By Jordan Jeter
As the start date for Paid Leave Oregon (PLO) draws nearer, employers continue to problem-solve how to implement the new law within Oregon’s complex system of leave laws. One such question that has arisen is what to do about inconsistencies between PLO and the Oregon Family Leave Act (OFLA). Thankfully, BOLI has issued guidance to help employers, specifically when it comes to an employee’s use of paid time off (PTO) while on family leave.
As a reminder, PLO benefits begin September 3, 2023. Eligible employees can apply for benefits for certain qualifying events, and the amount of those benefits will depend on their income. For example, employees making less than the state’s average weekly wage will receive benefits closer to 100% of their income, while employees making more than that will receive benefits less than 100% of their income. Under PLO, employers “may permit” an employee to use PTO to supplement their income to 100%. This language is permissive; employers are not required to allow employees to use PTO while on PLO.
But PLO’s permissive language contradicts what OFLA requires. Under OFLA, employees are “entitled” to use any accrued PTO while on family leave. That language is mandatory; employers cannot deny employee requests to use accrued PTO while on OFLA.
Faced with that conflict, BOLI has clarified that employers must follow the rule most beneficial to the employee. Here, that means employees are entitled to use accrued PTO while on PLO, so long as that absence is also covered by OFLA.

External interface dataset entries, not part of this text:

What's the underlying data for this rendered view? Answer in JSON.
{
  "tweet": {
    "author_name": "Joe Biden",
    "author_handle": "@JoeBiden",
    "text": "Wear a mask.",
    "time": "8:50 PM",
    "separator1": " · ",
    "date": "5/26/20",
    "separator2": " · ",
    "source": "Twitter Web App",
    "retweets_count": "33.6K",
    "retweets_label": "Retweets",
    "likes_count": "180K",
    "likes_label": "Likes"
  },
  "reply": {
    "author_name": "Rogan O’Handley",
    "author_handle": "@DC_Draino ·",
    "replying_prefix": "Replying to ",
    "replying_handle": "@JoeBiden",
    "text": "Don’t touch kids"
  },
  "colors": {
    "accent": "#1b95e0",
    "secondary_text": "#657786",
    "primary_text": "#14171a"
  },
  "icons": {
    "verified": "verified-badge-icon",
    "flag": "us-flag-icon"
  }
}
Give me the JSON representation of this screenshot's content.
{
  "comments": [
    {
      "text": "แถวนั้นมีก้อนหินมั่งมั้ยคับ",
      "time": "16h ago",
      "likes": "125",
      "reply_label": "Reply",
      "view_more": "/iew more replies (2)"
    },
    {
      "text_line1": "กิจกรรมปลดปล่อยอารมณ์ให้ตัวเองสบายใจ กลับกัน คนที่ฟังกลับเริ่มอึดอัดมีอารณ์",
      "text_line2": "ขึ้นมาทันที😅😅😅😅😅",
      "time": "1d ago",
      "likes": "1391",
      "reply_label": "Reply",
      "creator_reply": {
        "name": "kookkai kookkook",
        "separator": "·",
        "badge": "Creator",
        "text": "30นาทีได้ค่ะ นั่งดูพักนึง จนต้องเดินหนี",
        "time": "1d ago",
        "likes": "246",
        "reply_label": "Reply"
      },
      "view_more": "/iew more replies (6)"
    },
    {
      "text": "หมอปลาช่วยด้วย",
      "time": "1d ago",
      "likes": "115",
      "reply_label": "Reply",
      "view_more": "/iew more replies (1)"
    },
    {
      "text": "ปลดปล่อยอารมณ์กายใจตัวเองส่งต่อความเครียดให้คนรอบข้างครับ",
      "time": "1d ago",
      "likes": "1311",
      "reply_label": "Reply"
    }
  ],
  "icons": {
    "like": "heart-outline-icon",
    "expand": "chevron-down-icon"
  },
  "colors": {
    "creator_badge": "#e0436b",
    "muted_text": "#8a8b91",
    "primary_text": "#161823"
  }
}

Employers should keep in mind that not all PLO absences will be simultaneously covered by OFLA. The eligibility requirements for the two differ, as well as the qualifying events for taking leave. In scenarios where only PLO applies, employers are not required to allow an employee to use PTO to supplement their income, but may permit them to do so.
The intersection between PLO and OFLA will continue to evolve as we get closer to September 3 and beyond. There are, for example, bills currently pending before the state legislature to amend OFLA to more closely align with PLO’s eligibility requirements. We will continue to monitor developments in Oregon’s leave laws and help employers problem-solve each unique situation as it arises.
This update is prepared for the general information of our clients and friends. It should not be regarded as legal advice. If you have questions about the issues raised here, please contact any of the attorneys in our Labor & Employment Practice Group, or the attorney with whom you normally consult.